TASK ITEM:
Work through the data below and copy out every line where "相手のバトルカードにカテゴリー" is found.

Web page and app entries:
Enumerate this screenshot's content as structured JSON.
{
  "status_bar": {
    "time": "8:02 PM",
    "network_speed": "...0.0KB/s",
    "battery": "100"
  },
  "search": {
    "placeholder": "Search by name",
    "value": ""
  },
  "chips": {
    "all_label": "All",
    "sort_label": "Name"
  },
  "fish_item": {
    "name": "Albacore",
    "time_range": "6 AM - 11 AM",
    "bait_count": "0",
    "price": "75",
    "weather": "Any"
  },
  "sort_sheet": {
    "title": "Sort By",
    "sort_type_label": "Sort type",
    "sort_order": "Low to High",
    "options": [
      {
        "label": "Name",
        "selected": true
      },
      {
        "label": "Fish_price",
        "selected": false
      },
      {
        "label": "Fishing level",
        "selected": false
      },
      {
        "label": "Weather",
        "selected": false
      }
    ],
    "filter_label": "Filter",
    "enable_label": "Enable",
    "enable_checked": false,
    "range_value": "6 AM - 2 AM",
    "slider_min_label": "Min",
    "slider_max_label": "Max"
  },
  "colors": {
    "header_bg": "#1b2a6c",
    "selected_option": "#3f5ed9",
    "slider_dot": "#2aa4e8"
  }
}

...

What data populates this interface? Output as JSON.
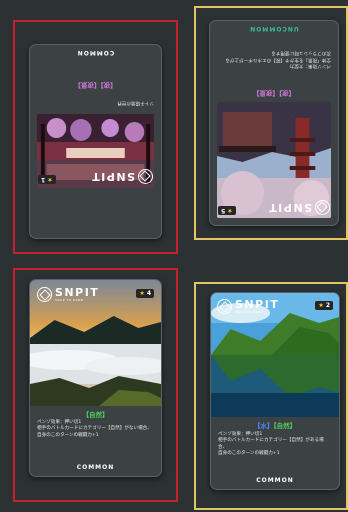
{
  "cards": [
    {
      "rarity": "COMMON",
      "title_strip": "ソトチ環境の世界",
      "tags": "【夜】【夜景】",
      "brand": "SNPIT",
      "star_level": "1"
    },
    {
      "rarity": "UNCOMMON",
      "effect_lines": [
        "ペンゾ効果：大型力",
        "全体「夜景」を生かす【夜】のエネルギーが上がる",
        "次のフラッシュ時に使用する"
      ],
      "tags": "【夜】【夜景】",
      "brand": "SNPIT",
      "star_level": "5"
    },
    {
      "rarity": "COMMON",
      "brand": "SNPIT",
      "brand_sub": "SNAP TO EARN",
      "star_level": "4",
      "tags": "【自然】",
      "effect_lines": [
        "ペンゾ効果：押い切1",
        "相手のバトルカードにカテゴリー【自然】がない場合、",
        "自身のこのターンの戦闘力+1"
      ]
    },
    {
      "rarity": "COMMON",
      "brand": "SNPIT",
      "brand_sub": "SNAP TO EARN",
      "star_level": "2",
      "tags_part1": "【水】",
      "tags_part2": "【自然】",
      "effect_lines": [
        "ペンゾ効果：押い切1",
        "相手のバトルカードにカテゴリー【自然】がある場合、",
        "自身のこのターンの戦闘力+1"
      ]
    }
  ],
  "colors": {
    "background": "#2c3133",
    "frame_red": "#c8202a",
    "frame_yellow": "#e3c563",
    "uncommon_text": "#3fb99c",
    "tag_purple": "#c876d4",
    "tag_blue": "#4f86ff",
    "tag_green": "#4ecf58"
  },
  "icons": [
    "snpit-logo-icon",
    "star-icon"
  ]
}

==

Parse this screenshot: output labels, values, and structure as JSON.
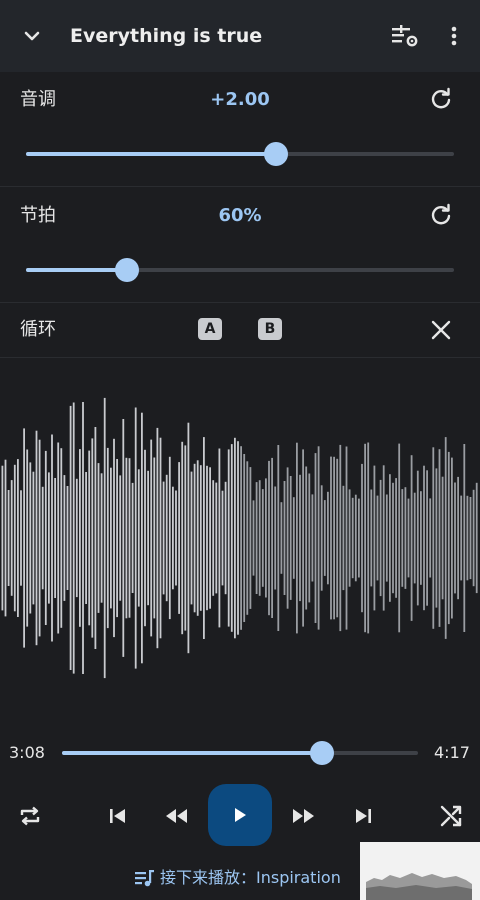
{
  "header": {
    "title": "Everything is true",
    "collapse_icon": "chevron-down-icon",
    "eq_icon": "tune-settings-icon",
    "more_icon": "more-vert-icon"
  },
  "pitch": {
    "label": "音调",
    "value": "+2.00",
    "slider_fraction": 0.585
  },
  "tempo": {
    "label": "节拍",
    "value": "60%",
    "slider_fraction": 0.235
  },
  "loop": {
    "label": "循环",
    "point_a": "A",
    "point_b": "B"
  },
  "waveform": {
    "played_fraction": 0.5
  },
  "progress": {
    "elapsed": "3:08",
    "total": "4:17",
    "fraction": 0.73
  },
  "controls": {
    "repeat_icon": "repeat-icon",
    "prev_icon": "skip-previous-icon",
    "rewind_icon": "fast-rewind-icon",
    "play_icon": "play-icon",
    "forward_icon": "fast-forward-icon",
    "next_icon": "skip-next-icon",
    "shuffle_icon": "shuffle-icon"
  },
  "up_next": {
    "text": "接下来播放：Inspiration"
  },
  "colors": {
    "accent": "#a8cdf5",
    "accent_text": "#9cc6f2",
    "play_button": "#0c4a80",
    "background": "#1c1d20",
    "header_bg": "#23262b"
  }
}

SOLUTION FOR THIS PROBLEM:
        "相手のバトルカードにカテゴリー【自然】がない場合、",
        "相手のバトルカードにカテゴリー【自然】がある場合、",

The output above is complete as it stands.